= Task to carry out =
All records are to be retyped faithfully and completely.

━━━━

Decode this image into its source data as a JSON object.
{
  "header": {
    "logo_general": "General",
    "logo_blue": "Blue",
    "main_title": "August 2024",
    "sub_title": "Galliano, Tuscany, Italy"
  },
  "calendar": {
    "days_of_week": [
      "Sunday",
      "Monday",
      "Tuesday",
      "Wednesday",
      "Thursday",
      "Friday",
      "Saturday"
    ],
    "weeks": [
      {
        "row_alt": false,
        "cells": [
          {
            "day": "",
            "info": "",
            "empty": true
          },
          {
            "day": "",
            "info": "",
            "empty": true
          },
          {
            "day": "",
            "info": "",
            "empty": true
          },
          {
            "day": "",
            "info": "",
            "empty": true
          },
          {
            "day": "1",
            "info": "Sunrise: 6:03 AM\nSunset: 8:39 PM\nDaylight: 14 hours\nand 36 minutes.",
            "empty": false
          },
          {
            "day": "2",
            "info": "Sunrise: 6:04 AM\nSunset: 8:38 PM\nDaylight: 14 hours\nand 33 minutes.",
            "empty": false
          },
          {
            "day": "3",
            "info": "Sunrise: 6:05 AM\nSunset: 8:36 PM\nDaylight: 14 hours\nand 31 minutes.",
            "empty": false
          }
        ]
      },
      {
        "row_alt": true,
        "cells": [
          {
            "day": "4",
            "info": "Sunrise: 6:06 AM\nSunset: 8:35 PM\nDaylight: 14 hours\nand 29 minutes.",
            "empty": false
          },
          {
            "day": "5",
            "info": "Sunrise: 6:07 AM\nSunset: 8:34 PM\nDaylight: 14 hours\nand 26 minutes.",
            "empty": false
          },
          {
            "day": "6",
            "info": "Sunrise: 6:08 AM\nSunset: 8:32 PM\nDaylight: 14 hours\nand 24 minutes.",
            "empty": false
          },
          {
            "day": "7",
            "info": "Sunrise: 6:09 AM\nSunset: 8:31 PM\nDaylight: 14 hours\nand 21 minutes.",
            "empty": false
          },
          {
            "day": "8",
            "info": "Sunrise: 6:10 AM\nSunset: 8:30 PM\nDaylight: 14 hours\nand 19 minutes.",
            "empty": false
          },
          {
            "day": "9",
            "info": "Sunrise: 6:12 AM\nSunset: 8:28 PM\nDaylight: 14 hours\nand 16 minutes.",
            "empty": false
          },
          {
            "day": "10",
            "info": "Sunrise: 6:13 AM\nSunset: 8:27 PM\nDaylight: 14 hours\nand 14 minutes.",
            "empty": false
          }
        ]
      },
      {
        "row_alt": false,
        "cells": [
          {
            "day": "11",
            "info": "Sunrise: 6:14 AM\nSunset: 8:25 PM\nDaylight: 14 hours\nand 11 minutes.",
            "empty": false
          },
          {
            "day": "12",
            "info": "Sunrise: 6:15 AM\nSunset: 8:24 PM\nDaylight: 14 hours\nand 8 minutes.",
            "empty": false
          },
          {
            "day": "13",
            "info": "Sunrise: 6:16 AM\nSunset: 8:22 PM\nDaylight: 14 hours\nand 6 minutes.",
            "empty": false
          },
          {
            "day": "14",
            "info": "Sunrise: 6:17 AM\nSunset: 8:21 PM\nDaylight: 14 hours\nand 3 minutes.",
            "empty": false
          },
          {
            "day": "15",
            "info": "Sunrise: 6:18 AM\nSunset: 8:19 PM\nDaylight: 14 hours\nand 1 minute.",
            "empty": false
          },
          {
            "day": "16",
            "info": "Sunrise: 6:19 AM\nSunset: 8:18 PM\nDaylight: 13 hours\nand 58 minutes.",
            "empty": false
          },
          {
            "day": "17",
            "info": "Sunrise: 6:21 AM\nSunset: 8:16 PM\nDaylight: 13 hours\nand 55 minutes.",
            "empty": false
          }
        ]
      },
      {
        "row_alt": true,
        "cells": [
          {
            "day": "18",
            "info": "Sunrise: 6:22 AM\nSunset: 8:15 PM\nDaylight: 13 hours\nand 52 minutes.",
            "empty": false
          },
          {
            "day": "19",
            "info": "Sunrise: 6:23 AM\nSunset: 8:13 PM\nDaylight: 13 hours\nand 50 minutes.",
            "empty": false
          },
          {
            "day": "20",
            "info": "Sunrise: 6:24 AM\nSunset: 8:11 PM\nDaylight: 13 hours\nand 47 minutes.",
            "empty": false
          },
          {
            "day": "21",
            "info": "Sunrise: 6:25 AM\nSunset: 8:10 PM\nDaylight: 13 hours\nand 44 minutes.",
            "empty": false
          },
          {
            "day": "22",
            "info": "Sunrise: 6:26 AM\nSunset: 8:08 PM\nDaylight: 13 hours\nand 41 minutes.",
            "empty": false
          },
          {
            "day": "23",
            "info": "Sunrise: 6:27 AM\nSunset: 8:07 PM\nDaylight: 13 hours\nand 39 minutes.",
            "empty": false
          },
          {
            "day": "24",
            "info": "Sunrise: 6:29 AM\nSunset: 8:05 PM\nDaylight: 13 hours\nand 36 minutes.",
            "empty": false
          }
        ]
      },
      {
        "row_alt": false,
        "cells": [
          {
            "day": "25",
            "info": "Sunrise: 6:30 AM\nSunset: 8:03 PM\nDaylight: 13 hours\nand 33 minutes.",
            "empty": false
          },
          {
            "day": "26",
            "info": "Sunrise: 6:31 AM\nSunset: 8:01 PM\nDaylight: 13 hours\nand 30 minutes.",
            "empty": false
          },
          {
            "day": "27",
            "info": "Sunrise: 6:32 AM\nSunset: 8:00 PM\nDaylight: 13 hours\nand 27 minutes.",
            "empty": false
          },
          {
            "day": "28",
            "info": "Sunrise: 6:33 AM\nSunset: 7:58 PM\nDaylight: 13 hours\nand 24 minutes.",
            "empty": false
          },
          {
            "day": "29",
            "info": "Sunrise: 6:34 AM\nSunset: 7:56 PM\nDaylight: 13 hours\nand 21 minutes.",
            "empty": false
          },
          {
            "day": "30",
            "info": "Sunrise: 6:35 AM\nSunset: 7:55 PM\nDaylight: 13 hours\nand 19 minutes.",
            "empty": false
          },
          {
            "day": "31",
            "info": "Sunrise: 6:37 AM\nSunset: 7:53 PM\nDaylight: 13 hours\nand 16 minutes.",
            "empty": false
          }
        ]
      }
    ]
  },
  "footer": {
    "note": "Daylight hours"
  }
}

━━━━

= Answer to the exercise =
Decode this image into its source data as a JSON object.
{
  "header": {
    "logo_general": "General",
    "logo_blue": "Blue",
    "main_title": "August 2024",
    "sub_title": "Galliano, Tuscany, Italy"
  },
  "calendar": {
    "days_of_week": [
      "Sunday",
      "Monday",
      "Tuesday",
      "Wednesday",
      "Thursday",
      "Friday",
      "Saturday"
    ],
    "weeks": [
      {
        "row_alt": false,
        "cells": [
          {
            "day": "",
            "info": "",
            "empty": true
          },
          {
            "day": "",
            "info": "",
            "empty": true
          },
          {
            "day": "",
            "info": "",
            "empty": true
          },
          {
            "day": "",
            "info": "",
            "empty": true
          },
          {
            "day": "1",
            "info": "Sunrise: 6:03 AM\nSunset: 8:39 PM\nDaylight: 14 hours\nand 36 minutes.",
            "empty": false
          },
          {
            "day": "2",
            "info": "Sunrise: 6:04 AM\nSunset: 8:38 PM\nDaylight: 14 hours\nand 33 minutes.",
            "empty": false
          },
          {
            "day": "3",
            "info": "Sunrise: 6:05 AM\nSunset: 8:36 PM\nDaylight: 14 hours\nand 31 minutes.",
            "empty": false
          }
        ]
      },
      {
        "row_alt": true,
        "cells": [
          {
            "day": "4",
            "info": "Sunrise: 6:06 AM\nSunset: 8:35 PM\nDaylight: 14 hours\nand 29 minutes.",
            "empty": false
          },
          {
            "day": "5",
            "info": "Sunrise: 6:07 AM\nSunset: 8:34 PM\nDaylight: 14 hours\nand 26 minutes.",
            "empty": false
          },
          {
            "day": "6",
            "info": "Sunrise: 6:08 AM\nSunset: 8:32 PM\nDaylight: 14 hours\nand 24 minutes.",
            "empty": false
          },
          {
            "day": "7",
            "info": "Sunrise: 6:09 AM\nSunset: 8:31 PM\nDaylight: 14 hours\nand 21 minutes.",
            "empty": false
          },
          {
            "day": "8",
            "info": "Sunrise: 6:10 AM\nSunset: 8:30 PM\nDaylight: 14 hours\nand 19 minutes.",
            "empty": false
          },
          {
            "day": "9",
            "info": "Sunrise: 6:12 AM\nSunset: 8:28 PM\nDaylight: 14 hours\nand 16 minutes.",
            "empty": false
          },
          {
            "day": "10",
            "info": "Sunrise: 6:13 AM\nSunset: 8:27 PM\nDaylight: 14 hours\nand 14 minutes.",
            "empty": false
          }
        ]
      },
      {
        "row_alt": false,
        "cells": [
          {
            "day": "11",
            "info": "Sunrise: 6:14 AM\nSunset: 8:25 PM\nDaylight: 14 hours\nand 11 minutes.",
            "empty": false
          },
          {
            "day": "12",
            "info": "Sunrise: 6:15 AM\nSunset: 8:24 PM\nDaylight: 14 hours\nand 8 minutes.",
            "empty": false
          },
          {
            "day": "13",
            "info": "Sunrise: 6:16 AM\nSunset: 8:22 PM\nDaylight: 14 hours\nand 6 minutes.",
            "empty": false
          },
          {
            "day": "14",
            "info": "Sunrise: 6:17 AM\nSunset: 8:21 PM\nDaylight: 14 hours\nand 3 minutes.",
            "empty": false
          },
          {
            "day": "15",
            "info": "Sunrise: 6:18 AM\nSunset: 8:19 PM\nDaylight: 14 hours\nand 1 minute.",
            "empty": false
          },
          {
            "day": "16",
            "info": "Sunrise: 6:19 AM\nSunset: 8:18 PM\nDaylight: 13 hours\nand 58 minutes.",
            "empty": false
          },
          {
            "day": "17",
            "info": "Sunrise: 6:21 AM\nSunset: 8:16 PM\nDaylight: 13 hours\nand 55 minutes.",
            "empty": false
          }
        ]
      },
      {
        "row_alt": true,
        "cells": [
          {
            "day": "18",
            "info": "Sunrise: 6:22 AM\nSunset: 8:15 PM\nDaylight: 13 hours\nand 52 minutes.",
            "empty": false
          },
          {
            "day": "19",
            "info": "Sunrise: 6:23 AM\nSunset: 8:13 PM\nDaylight: 13 hours\nand 50 minutes.",
            "empty": false
          },
          {
            "day": "20",
            "info": "Sunrise: 6:24 AM\nSunset: 8:11 PM\nDaylight: 13 hours\nand 47 minutes.",
            "empty": false
          },
          {
            "day": "21",
            "info": "Sunrise: 6:25 AM\nSunset: 8:10 PM\nDaylight: 13 hours\nand 44 minutes.",
            "empty": false
          },
          {
            "day": "22",
            "info": "Sunrise: 6:26 AM\nSunset: 8:08 PM\nDaylight: 13 hours\nand 41 minutes.",
            "empty": false
          },
          {
            "day": "23",
            "info": "Sunrise: 6:27 AM\nSunset: 8:07 PM\nDaylight: 13 hours\nand 39 minutes.",
            "empty": false
          },
          {
            "day": "24",
            "info": "Sunrise: 6:29 AM\nSunset: 8:05 PM\nDaylight: 13 hours\nand 36 minutes.",
            "empty": false
          }
        ]
      },
      {
        "row_alt": false,
        "cells": [
          {
            "day": "25",
            "info": "Sunrise: 6:30 AM\nSunset: 8:03 PM\nDaylight: 13 hours\nand 33 minutes.",
            "empty": false
          },
          {
            "day": "26",
            "info": "Sunrise: 6:31 AM\nSunset: 8:01 PM\nDaylight: 13 hours\nand 30 minutes.",
            "empty": false
          },
          {
            "day": "27",
            "info": "Sunrise: 6:32 AM\nSunset: 8:00 PM\nDaylight: 13 hours\nand 27 minutes.",
            "empty": false
          },
          {
            "day": "28",
            "info": "Sunrise: 6:33 AM\nSunset: 7:58 PM\nDaylight: 13 hours\nand 24 minutes.",
            "empty": false
          },
          {
            "day": "29",
            "info": "Sunrise: 6:34 AM\nSunset: 7:56 PM\nDaylight: 13 hours\nand 21 minutes.",
            "empty": false
          },
          {
            "day": "30",
            "info": "Sunrise: 6:35 AM\nSunset: 7:55 PM\nDaylight: 13 hours\nand 19 minutes.",
            "empty": false
          },
          {
            "day": "31",
            "info": "Sunrise: 6:37 AM\nSunset: 7:53 PM\nDaylight: 13 hours\nand 16 minutes.",
            "empty": false
          }
        ]
      }
    ]
  },
  "footer": {
    "note": "Daylight hours"
  }
}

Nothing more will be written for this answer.